**What you will do**. What you give back must match the data exactly, minus the pictures.

**Records provided**.
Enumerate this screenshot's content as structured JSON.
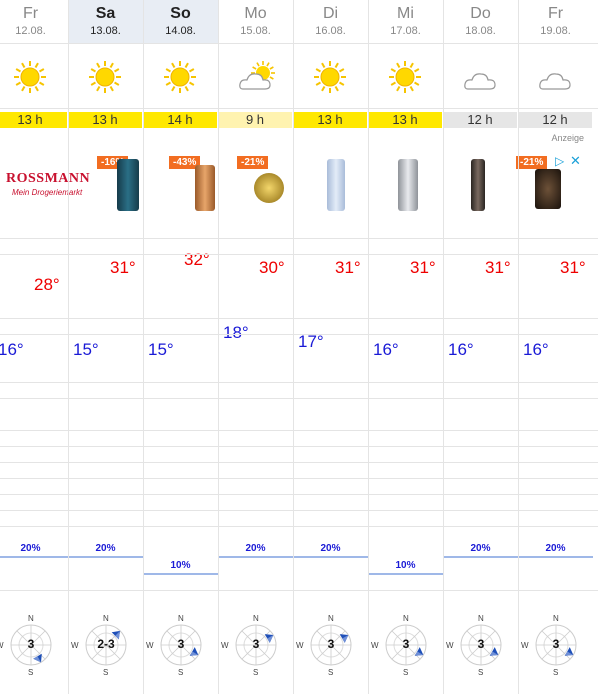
{
  "days": [
    {
      "day": "Fr",
      "date": "12.08.",
      "weather": "sun",
      "hours": "13 h",
      "hours_type": "yellow",
      "high": "28°",
      "low": "16°",
      "rain": "20%",
      "wind": "3"
    },
    {
      "day": "Sa",
      "date": "13.08.",
      "weather": "sun",
      "hours": "13 h",
      "hours_type": "yellow",
      "high": "31°",
      "low": "15°",
      "rain": "20%",
      "wind": "2-3"
    },
    {
      "day": "So",
      "date": "14.08.",
      "weather": "sun",
      "hours": "14 h",
      "hours_type": "yellow",
      "high": "32°",
      "low": "15°",
      "rain": "10%",
      "wind": "3"
    },
    {
      "day": "Mo",
      "date": "15.08.",
      "weather": "partly-cloudy",
      "hours": "9 h",
      "hours_type": "light",
      "high": "30°",
      "low": "18°",
      "rain": "20%",
      "wind": "3"
    },
    {
      "day": "Di",
      "date": "16.08.",
      "weather": "sun",
      "hours": "13 h",
      "hours_type": "yellow",
      "high": "31°",
      "low": "17°",
      "rain": "20%",
      "wind": "3"
    },
    {
      "day": "Mi",
      "date": "17.08.",
      "weather": "sun",
      "hours": "13 h",
      "hours_type": "yellow",
      "high": "31°",
      "low": "16°",
      "rain": "10%",
      "wind": "3"
    },
    {
      "day": "Do",
      "date": "18.08.",
      "weather": "cloud",
      "hours": "12 h",
      "hours_type": "gray",
      "high": "31°",
      "low": "16°",
      "rain": "20%",
      "wind": "3"
    },
    {
      "day": "Fr",
      "date": "19.08.",
      "weather": "cloud",
      "hours": "12 h",
      "hours_type": "gray",
      "high": "31°",
      "low": "16°",
      "rain": "20%",
      "wind": "3"
    }
  ],
  "ad": {
    "label": "Anzeige",
    "brand": "ROSSMANN",
    "tagline": "Mein Drogeriemarkt",
    "badges": [
      "-16%",
      "-43%",
      "-21%",
      "-21%"
    ],
    "close": "✕",
    "info": "▷"
  },
  "compass": {
    "n": "N",
    "s": "S",
    "w": "W"
  },
  "colors": {
    "high": "#e00000",
    "low": "#1a1ad6",
    "sun_yellow": "#ffe800",
    "accent_blue": "#1e4fb8"
  }
}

**Result of this exercise**.
Enumerate this screenshot's content as structured JSON.
{
  "days": [
    {
      "day": "Fr",
      "date": "12.08.",
      "weather": "sun",
      "hours": "13 h",
      "hours_type": "yellow",
      "high": "28°",
      "low": "16°",
      "rain": "20%",
      "wind": "3"
    },
    {
      "day": "Sa",
      "date": "13.08.",
      "weather": "sun",
      "hours": "13 h",
      "hours_type": "yellow",
      "high": "31°",
      "low": "15°",
      "rain": "20%",
      "wind": "2-3"
    },
    {
      "day": "So",
      "date": "14.08.",
      "weather": "sun",
      "hours": "14 h",
      "hours_type": "yellow",
      "high": "32°",
      "low": "15°",
      "rain": "10%",
      "wind": "3"
    },
    {
      "day": "Mo",
      "date": "15.08.",
      "weather": "partly-cloudy",
      "hours": "9 h",
      "hours_type": "light",
      "high": "30°",
      "low": "18°",
      "rain": "20%",
      "wind": "3"
    },
    {
      "day": "Di",
      "date": "16.08.",
      "weather": "sun",
      "hours": "13 h",
      "hours_type": "yellow",
      "high": "31°",
      "low": "17°",
      "rain": "20%",
      "wind": "3"
    },
    {
      "day": "Mi",
      "date": "17.08.",
      "weather": "sun",
      "hours": "13 h",
      "hours_type": "yellow",
      "high": "31°",
      "low": "16°",
      "rain": "10%",
      "wind": "3"
    },
    {
      "day": "Do",
      "date": "18.08.",
      "weather": "cloud",
      "hours": "12 h",
      "hours_type": "gray",
      "high": "31°",
      "low": "16°",
      "rain": "20%",
      "wind": "3"
    },
    {
      "day": "Fr",
      "date": "19.08.",
      "weather": "cloud",
      "hours": "12 h",
      "hours_type": "gray",
      "high": "31°",
      "low": "16°",
      "rain": "20%",
      "wind": "3"
    }
  ],
  "ad": {
    "label": "Anzeige",
    "brand": "ROSSMANN",
    "tagline": "Mein Drogeriemarkt",
    "badges": [
      "-16%",
      "-43%",
      "-21%",
      "-21%"
    ],
    "close": "✕",
    "info": "▷"
  },
  "compass": {
    "n": "N",
    "s": "S",
    "w": "W"
  },
  "colors": {
    "high": "#e00000",
    "low": "#1a1ad6",
    "sun_yellow": "#ffe800",
    "accent_blue": "#1e4fb8"
  }
}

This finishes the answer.